I am a 32 y/o creative writer (poetry, short fiction, essays) and arts journalist. I have an MFA and I have been very well-published in lit mags and on websites (but no book yet). I have two poetry manuscripts that I’ve circulated, and both have had some near-misses. I am very prolific and always have projects going, and I submit often. However, I feel a lack of professional traction, and I am hoping some of you have ways I can level up. [more inside]
I have written a literary science fiction novel. I am confident that it is salable, but I am so far having difficulty finding an agent. I am considering going to the Backspace Writer's Conference but am uncertain as to whether the $700 cost would be a good investment. [more inside]
I have a web site.
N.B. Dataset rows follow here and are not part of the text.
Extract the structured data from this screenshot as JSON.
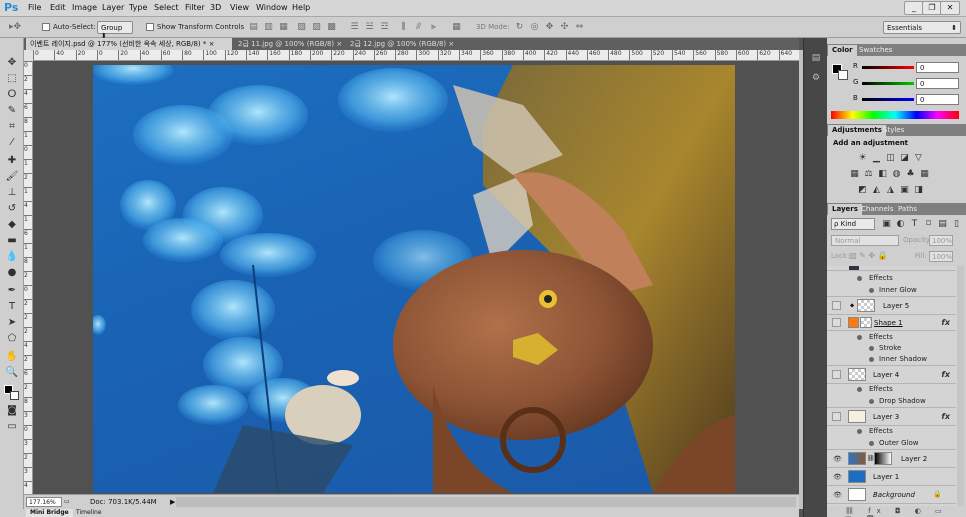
{
  "menubar": {
    "logo": "Ps",
    "items": [
      "File",
      "Edit",
      "Image",
      "Layer",
      "Type",
      "Select",
      "Filter",
      "3D",
      "View",
      "Window",
      "Help"
    ],
    "window_buttons": [
      "_",
      "❐",
      "✕"
    ]
  },
  "options": {
    "auto_select_label": "Auto-Select:",
    "auto_select_value": "Group",
    "show_transform_label": "Show Transform Controls",
    "mode_3d_label": "3D Mode:",
    "workspace": "Essentials"
  },
  "tabs": [
    {
      "label": "이벤트 레이지.psd @ 177% (선비한 옥속 세상, RGB/8) *",
      "active": true
    },
    {
      "label": "2급 11.jpg @ 100% (RGB/8)",
      "active": false
    },
    {
      "label": "2급 12.jpg @ 100% (RGB/8)",
      "active": false
    }
  ],
  "ruler_top": [
    "0",
    "40",
    "20",
    "0",
    "20",
    "40",
    "60",
    "80",
    "100",
    "120",
    "140",
    "160",
    "180",
    "200",
    "220",
    "240",
    "260",
    "280",
    "300",
    "320",
    "340",
    "360",
    "380",
    "400",
    "420",
    "440",
    "460",
    "480",
    "500",
    "520",
    "540",
    "560",
    "580",
    "600",
    "620",
    "640"
  ],
  "ruler_left": [
    "0",
    "2",
    "4",
    "6",
    "8",
    "1",
    "0",
    "1",
    "2",
    "1",
    "4",
    "1",
    "6",
    "1",
    "8",
    "2",
    "0",
    "2",
    "2",
    "2",
    "4",
    "2",
    "6",
    "2",
    "8",
    "3",
    "0",
    "3",
    "2",
    "3",
    "4"
  ],
  "status": {
    "zoom": "177.16%",
    "doc": "Doc: 703.1K/5.44M"
  },
  "bottom_tabs": [
    "Mini Bridge",
    "Timeline"
  ],
  "color_panel": {
    "tabs": [
      "Color",
      "Swatches"
    ],
    "sliders": [
      {
        "label": "R",
        "value": "0",
        "color": "#d22"
      },
      {
        "label": "G",
        "value": "0",
        "color": "#2a2"
      },
      {
        "label": "B",
        "value": "0",
        "color": "#22c"
      }
    ]
  },
  "adjustments_panel": {
    "tabs": [
      "Adjustments",
      "Styles"
    ],
    "heading": "Add an adjustment"
  },
  "layers_panel": {
    "tabs": [
      "Layers",
      "Channels",
      "Paths"
    ],
    "kind_label": "ρ Kind",
    "blend_mode": "Normal",
    "opacity_label": "Opacity:",
    "opacity_value": "100%",
    "lock_label": "Lock:",
    "fill_label": "Fill:",
    "fill_value": "100%",
    "layers": [
      {
        "name": "Effects",
        "type": "effects-header"
      },
      {
        "name": "Inner Glow",
        "type": "effect"
      },
      {
        "name": "Layer 5",
        "type": "layer",
        "fx": false
      },
      {
        "name": "Shape 1",
        "type": "layer",
        "fx": true
      },
      {
        "name": "Effects",
        "type": "effects-header"
      },
      {
        "name": "Stroke",
        "type": "effect"
      },
      {
        "name": "Inner Shadow",
        "type": "effect"
      },
      {
        "name": "Layer 4",
        "type": "layer",
        "fx": true
      },
      {
        "name": "Effects",
        "type": "effects-header"
      },
      {
        "name": "Drop Shadow",
        "type": "effect"
      },
      {
        "name": "Layer 3",
        "type": "layer",
        "fx": true
      },
      {
        "name": "Effects",
        "type": "effects-header"
      },
      {
        "name": "Outer Glow",
        "type": "effect"
      },
      {
        "name": "Layer 2",
        "type": "layer",
        "fx": false
      },
      {
        "name": "Layer 1",
        "type": "layer",
        "fx": false
      },
      {
        "name": "Background",
        "type": "layer",
        "fx": false
      }
    ],
    "fx_label": "fx"
  }
}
I want to write a book based on the topic. I have publishers/agents asking to talk to me, but I don't know if I'm ready. For one thing, I'm not convinced traditional publication is best — I'm intrigued by self-publishing and e-books. I'm looking for general advice: What are the pros and cons of each method? It seems that unless I'm lucky, traditional publishing offers the lowest dollar return. But are there other, intangible benefits I'm missing? Exposure? Having somebody who knows what they're doing guide me along? And how do I approach a discussion with agents/publishers so as to get the best deal? [more inside]
How to (tactfully and successfully) get some major names to look at some of my writing? Of course there is [more inside]
Friends who write books: My question is simple. If a friend has had a book published (not their first by any means) by a well-known publisher and one notices several typos in the text, is it best not to mention them? Or is it polite to commiserate with said friend over the lack of thoroughness on the part of the publisher? I don't want to be rude, but I want to show that I really have read the book.